If we are to encourage our children to be survivors and good citizens, we must teach them to be problem solvers, not rote equation writers. We have eliminated memorization, we have removed the need to learn to spell, to learn multiplication tables, to learn formulas and conversions and other USEFUL information for daily life. I love technology, but what happens to these children if technology isn’t available at fingertip access? What if they find themselves in a situation where they must problem solve on the fly? What if there is no calculator, no program, no Internet, no spell check. What if there is a problem and they only have the information stored in their brains to help them solve it?

I do not underestimate the job of being an educator in today’s climate. I feel for these individuals. They must stay between a rock and a hard place, trying to teach to the test, keep the administration happy, be babysitters and try to work in teaching a little something in between other duties. I wouldn’t want their job. I respect teachers. But I believe that what’s happening is driving away the best instincts of our best teachers, tying both arms behind their backs and blindfolding them… and then asking why they don’t teach with enthusiasm. Teachers need the support of parents, and they need to be less “handled” by the administration and the government. They need to be allowed to TEACH. Teaching is an art that requires passion. We can’t expect good results when we strip the occupation and these fine individuals of both.

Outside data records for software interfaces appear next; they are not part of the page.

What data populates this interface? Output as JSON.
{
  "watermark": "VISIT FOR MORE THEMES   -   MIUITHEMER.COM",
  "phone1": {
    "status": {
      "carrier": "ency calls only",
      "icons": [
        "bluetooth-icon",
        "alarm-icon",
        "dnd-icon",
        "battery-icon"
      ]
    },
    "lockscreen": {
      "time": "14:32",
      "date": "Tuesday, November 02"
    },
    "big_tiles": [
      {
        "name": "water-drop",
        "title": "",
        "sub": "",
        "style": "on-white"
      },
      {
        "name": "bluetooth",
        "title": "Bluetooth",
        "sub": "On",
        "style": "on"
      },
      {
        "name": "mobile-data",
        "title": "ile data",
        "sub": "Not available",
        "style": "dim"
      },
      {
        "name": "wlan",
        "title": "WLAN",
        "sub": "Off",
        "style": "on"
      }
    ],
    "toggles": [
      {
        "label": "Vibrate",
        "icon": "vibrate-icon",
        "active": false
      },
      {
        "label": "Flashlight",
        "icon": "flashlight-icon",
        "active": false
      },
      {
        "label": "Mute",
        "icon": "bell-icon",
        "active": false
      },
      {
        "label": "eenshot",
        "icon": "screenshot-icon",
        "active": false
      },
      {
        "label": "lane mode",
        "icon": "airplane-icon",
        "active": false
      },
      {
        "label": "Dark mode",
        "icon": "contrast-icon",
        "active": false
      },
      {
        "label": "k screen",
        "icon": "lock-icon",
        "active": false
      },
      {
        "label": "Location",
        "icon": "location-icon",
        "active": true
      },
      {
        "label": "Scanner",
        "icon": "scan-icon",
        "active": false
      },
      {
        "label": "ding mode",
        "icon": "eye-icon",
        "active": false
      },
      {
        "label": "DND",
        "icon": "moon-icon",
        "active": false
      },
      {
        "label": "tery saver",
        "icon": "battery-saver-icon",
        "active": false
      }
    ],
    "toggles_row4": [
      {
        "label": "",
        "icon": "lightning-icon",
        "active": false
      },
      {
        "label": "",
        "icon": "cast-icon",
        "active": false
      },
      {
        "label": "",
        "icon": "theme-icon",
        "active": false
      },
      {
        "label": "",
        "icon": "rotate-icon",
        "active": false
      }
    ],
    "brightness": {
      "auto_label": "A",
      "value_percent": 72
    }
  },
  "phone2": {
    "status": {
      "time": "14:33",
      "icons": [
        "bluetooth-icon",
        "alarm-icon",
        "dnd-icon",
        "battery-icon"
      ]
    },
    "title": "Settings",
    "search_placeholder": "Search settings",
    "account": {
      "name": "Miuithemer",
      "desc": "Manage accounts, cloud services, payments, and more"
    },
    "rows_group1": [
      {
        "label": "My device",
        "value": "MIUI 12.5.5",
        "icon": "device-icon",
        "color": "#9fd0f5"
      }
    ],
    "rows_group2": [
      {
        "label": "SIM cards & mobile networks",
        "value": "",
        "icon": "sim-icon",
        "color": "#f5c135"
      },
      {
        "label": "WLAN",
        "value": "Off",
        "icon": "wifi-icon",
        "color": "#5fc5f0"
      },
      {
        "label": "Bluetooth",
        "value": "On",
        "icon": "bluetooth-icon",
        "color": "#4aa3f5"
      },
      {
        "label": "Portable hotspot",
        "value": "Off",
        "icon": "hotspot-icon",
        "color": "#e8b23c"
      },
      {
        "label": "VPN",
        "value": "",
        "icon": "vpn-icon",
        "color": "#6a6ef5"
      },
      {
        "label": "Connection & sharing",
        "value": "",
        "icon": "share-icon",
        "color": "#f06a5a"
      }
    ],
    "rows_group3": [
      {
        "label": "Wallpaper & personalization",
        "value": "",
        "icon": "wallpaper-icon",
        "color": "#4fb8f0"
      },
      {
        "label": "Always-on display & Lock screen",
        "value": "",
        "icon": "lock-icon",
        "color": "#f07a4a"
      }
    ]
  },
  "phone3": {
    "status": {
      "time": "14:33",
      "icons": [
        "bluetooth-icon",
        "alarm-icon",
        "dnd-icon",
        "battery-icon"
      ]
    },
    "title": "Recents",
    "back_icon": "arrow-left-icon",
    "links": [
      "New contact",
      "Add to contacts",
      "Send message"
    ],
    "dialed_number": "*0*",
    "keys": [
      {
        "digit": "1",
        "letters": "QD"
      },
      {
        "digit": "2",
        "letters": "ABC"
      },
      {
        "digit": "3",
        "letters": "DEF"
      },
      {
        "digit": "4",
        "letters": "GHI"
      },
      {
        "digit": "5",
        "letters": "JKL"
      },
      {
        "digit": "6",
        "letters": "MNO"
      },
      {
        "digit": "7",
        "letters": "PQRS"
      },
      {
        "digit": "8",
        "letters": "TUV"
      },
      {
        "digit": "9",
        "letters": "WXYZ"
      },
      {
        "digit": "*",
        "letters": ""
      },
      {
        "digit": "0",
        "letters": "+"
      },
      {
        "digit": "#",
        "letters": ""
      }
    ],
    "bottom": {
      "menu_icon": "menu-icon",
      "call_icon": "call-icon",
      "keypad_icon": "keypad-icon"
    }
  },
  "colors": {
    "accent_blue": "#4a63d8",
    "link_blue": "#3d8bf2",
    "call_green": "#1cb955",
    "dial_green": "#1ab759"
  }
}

Leave a Reply

Your email address will not be published. Required fields are marked *